• **Problem requirements**: This exercise needs the complete data reproduced exactly.

#### Information shown

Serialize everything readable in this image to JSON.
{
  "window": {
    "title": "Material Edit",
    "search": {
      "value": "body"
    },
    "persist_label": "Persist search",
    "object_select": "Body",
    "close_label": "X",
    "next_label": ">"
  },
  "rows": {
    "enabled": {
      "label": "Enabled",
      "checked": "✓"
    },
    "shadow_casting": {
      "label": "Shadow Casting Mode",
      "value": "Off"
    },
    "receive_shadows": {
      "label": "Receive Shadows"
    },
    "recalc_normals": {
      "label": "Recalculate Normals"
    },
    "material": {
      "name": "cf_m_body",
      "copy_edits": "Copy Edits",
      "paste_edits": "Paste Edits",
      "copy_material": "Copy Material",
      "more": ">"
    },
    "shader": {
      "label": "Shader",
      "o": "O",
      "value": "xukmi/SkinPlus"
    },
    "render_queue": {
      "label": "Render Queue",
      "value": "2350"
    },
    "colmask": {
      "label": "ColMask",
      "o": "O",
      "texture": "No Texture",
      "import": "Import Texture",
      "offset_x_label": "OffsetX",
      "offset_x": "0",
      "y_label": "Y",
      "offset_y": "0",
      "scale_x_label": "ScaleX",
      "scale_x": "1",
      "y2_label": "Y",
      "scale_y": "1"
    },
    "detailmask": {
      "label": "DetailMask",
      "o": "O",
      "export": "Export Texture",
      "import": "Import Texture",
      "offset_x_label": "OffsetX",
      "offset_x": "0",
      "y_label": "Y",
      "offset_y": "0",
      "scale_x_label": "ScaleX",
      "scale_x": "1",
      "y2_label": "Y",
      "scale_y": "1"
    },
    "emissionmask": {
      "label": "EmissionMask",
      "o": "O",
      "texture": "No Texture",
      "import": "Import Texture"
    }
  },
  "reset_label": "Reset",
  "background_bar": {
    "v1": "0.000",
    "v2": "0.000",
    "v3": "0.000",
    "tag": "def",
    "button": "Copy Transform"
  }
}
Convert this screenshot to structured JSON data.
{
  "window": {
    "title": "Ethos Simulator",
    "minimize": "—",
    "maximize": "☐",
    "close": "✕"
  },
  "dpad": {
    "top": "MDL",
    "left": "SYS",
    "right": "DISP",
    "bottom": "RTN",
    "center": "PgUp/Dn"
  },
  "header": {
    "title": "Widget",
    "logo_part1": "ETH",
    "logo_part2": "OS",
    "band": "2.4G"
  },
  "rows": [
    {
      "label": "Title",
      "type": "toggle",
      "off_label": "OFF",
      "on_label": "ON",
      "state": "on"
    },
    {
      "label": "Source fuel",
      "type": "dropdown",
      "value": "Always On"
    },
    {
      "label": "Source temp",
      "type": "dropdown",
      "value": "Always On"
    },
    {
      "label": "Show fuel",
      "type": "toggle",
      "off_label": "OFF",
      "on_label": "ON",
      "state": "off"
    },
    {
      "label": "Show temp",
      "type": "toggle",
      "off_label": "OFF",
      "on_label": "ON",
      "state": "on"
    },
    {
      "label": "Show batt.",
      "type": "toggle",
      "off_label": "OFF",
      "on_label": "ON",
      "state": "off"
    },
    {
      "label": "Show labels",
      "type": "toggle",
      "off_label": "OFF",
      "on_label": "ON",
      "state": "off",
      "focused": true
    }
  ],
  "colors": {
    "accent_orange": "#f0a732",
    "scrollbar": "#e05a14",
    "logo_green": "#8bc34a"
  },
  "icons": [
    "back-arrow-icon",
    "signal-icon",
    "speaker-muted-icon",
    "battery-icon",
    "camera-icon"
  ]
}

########

• **Reply to the exercise**:
Serialize everything readable in this image to JSON.
{
  "window": {
    "title": "Material Edit",
    "search": {
      "value": "body"
    },
    "persist_label": "Persist search",
    "object_select": "Body",
    "close_label": "X",
    "next_label": ">"
  },
  "rows": {
    "enabled": {
      "label": "Enabled",
      "checked": "✓"
    },
    "shadow_casting": {
      "label": "Shadow Casting Mode",
      "value": "Off"
    },
    "receive_shadows": {
      "label": "Receive Shadows"
    },
    "recalc_normals": {
      "label": "Recalculate Normals"
    },
    "material": {
      "name": "cf_m_body",
      "copy_edits": "Copy Edits",
      "paste_edits": "Paste Edits",
      "copy_material": "Copy Material",
      "more": ">"
    },
    "shader": {
      "label": "Shader",
      "o": "O",
      "value": "xukmi/SkinPlus"
    },
    "render_queue": {
      "label": "Render Queue",
      "value": "2350"
    },
    "colmask": {
      "label": "ColMask",
      "o": "O",
      "texture": "No Texture",
      "import": "Import Texture",
      "offset_x_label": "OffsetX",
      "offset_x": "0",
      "y_label": "Y",
      "offset_y": "0",
      "scale_x_label": "ScaleX",
      "scale_x": "1",
      "y2_label": "Y",
      "scale_y": "1"
    },
    "detailmask": {
      "label": "DetailMask",
      "o": "O",
      "export": "Export Texture",
      "import": "Import Texture",
      "offset_x_label": "OffsetX",
      "offset_x": "0",
      "y_label": "Y",
      "offset_y": "0",
      "scale_x_label": "ScaleX",
      "scale_x": "1",
      "y2_label": "Y",
      "scale_y": "1"
    },
    "emissionmask": {
      "label": "EmissionMask",
      "o": "O",
      "texture": "No Texture",
      "import": "Import Texture"
    }
  },
  "reset_label": "Reset",
  "background_bar": {
    "v1": "0.000",
    "v2": "0.000",
    "v3": "0.000",
    "tag": "def",
    "button": "Copy Transform"
  }
}
Convert this screenshot to structured JSON data.
{
  "window": {
    "title": "Ethos Simulator",
    "minimize": "—",
    "maximize": "☐",
    "close": "✕"
  },
  "dpad": {
    "top": "MDL",
    "left": "SYS",
    "right": "DISP",
    "bottom": "RTN",
    "center": "PgUp/Dn"
  },
  "header": {
    "title": "Widget",
    "logo_part1": "ETH",
    "logo_part2": "OS",
    "band": "2.4G"
  },
  "rows": [
    {
      "label": "Title",
      "type": "toggle",
      "off_label": "OFF",
      "on_label": "ON",
      "state": "on"
    },
    {
      "label": "Source fuel",
      "type": "dropdown",
      "value": "Always On"
    },
    {
      "label": "Source temp",
      "type": "dropdown",
      "value": "Always On"
    },
    {
      "label": "Show fuel",
      "type": "toggle",
      "off_label": "OFF",
      "on_label": "ON",
      "state": "off"
    },
    {
      "label": "Show temp",
      "type": "toggle",
      "off_label": "OFF",
      "on_label": "ON",
      "state": "on"
    },
    {
      "label": "Show batt.",
      "type": "toggle",
      "off_label": "OFF",
      "on_label": "ON",
      "state": "off"
    },
    {
      "label": "Show labels",
      "type": "toggle",
      "off_label": "OFF",
      "on_label": "ON",
      "state": "off",
      "focused": true
    }
  ],
  "colors": {
    "accent_orange": "#f0a732",
    "scrollbar": "#e05a14",
    "logo_green": "#8bc34a"
  },
  "icons": [
    "back-arrow-icon",
    "signal-icon",
    "speaker-muted-icon",
    "battery-icon",
    "camera-icon"
  ]
}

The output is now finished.